* _Prompt_: No pictures are to be included when the entries below are reproduced exactly.

* _Task material_:

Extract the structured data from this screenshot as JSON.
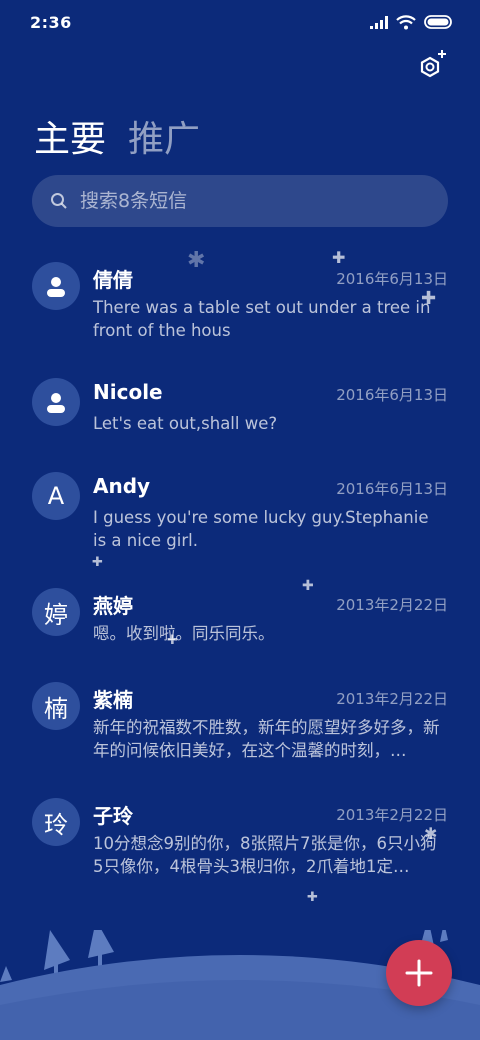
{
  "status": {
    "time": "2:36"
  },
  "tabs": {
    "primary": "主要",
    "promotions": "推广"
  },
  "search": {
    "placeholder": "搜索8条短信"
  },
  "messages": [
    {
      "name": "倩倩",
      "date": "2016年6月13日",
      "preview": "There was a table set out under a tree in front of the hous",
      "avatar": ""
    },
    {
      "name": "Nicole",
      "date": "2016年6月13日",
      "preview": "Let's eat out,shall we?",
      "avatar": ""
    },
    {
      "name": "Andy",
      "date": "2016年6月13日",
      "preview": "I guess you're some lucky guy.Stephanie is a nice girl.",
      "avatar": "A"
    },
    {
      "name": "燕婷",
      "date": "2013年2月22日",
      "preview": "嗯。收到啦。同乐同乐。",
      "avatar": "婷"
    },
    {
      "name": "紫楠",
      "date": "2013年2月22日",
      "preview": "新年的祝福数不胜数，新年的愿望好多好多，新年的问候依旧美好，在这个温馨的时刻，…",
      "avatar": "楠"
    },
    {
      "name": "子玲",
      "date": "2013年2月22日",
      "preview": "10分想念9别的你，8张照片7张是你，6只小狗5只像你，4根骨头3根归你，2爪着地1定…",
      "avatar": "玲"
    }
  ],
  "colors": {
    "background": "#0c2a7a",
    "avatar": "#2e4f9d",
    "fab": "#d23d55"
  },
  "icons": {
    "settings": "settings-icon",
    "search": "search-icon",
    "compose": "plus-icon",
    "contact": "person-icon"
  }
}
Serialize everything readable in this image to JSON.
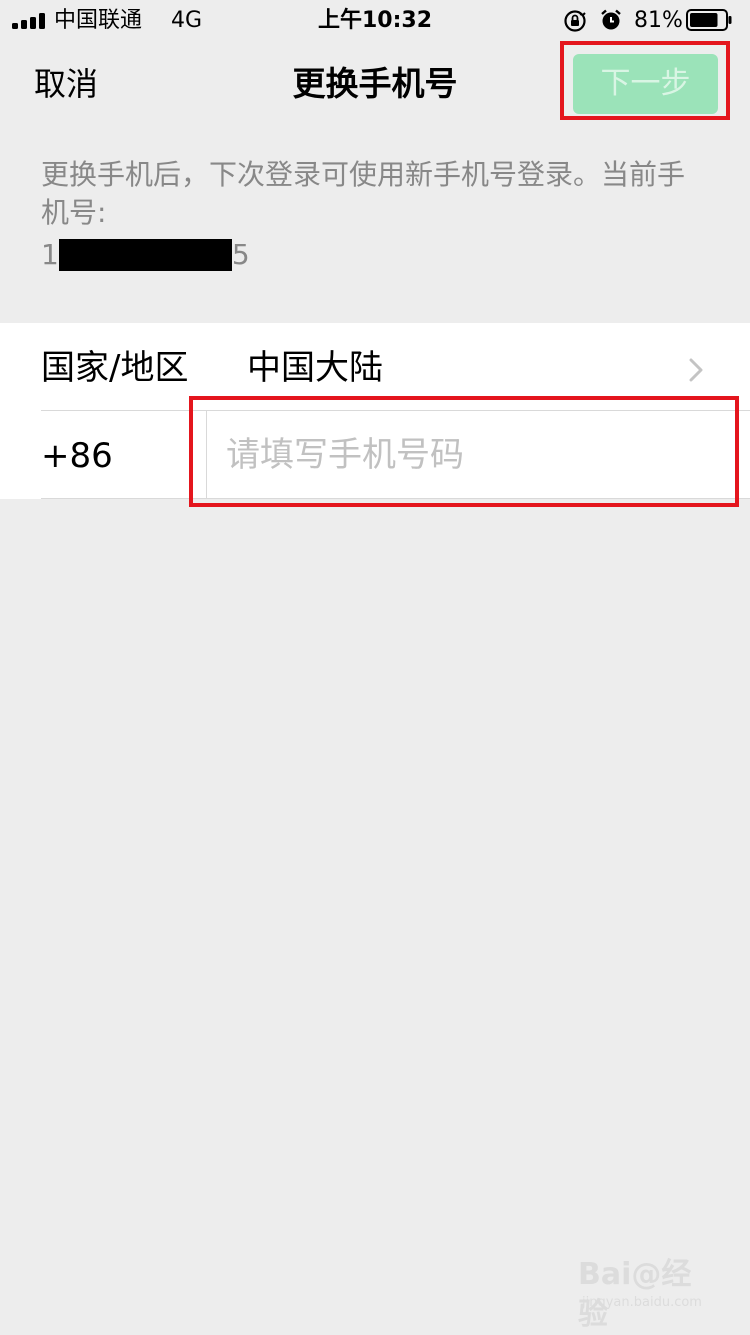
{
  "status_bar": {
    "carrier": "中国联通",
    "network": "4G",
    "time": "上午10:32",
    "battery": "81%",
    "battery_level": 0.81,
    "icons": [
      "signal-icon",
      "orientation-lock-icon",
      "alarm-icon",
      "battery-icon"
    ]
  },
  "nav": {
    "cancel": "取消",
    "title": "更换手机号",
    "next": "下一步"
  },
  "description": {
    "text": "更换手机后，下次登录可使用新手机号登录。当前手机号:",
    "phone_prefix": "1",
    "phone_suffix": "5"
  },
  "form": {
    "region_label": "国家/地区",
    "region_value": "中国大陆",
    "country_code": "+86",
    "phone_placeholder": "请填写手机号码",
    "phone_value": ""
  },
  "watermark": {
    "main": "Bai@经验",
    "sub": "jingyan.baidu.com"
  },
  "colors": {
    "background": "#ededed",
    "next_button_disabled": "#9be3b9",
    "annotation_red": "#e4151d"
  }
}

* _The completed task_:
Extract the structured data from this screenshot as JSON.
{
  "status": {
    "time": "2:36"
  },
  "tabs": {
    "primary": "主要",
    "promotions": "推广"
  },
  "search": {
    "placeholder": "搜索8条短信"
  },
  "messages": [
    {
      "name": "倩倩",
      "date": "2016年6月13日",
      "preview": "There was a table set out under a tree in front of the hous",
      "avatar": ""
    },
    {
      "name": "Nicole",
      "date": "2016年6月13日",
      "preview": "Let's eat out,shall we?",
      "avatar": ""
    },
    {
      "name": "Andy",
      "date": "2016年6月13日",
      "preview": "I guess you're some lucky guy.Stephanie is a nice girl.",
      "avatar": "A"
    },
    {
      "name": "燕婷",
      "date": "2013年2月22日",
      "preview": "嗯。收到啦。同乐同乐。",
      "avatar": "婷"
    },
    {
      "name": "紫楠",
      "date": "2013年2月22日",
      "preview": "新年的祝福数不胜数，新年的愿望好多好多，新年的问候依旧美好，在这个温馨的时刻，…",
      "avatar": "楠"
    },
    {
      "name": "子玲",
      "date": "2013年2月22日",
      "preview": "10分想念9别的你，8张照片7张是你，6只小狗5只像你，4根骨头3根归你，2爪着地1定…",
      "avatar": "玲"
    }
  ],
  "colors": {
    "background": "#0c2a7a",
    "avatar": "#2e4f9d",
    "fab": "#d23d55"
  },
  "icons": {
    "settings": "settings-icon",
    "search": "search-icon",
    "compose": "plus-icon",
    "contact": "person-icon"
  }
}
Serialize everything readable in this image to JSON.
{
  "status_bar": {
    "carrier": "中国联通",
    "network": "4G",
    "time": "上午10:32",
    "battery": "81%",
    "battery_level": 0.81,
    "icons": [
      "signal-icon",
      "orientation-lock-icon",
      "alarm-icon",
      "battery-icon"
    ]
  },
  "nav": {
    "cancel": "取消",
    "title": "更换手机号",
    "next": "下一步"
  },
  "description": {
    "text": "更换手机后，下次登录可使用新手机号登录。当前手机号:",
    "phone_prefix": "1",
    "phone_suffix": "5"
  },
  "form": {
    "region_label": "国家/地区",
    "region_value": "中国大陆",
    "country_code": "+86",
    "phone_placeholder": "请填写手机号码",
    "phone_value": ""
  },
  "watermark": {
    "main": "Bai@经验",
    "sub": "jingyan.baidu.com"
  },
  "colors": {
    "background": "#ededed",
    "next_button_disabled": "#9be3b9",
    "annotation_red": "#e4151d"
  }
}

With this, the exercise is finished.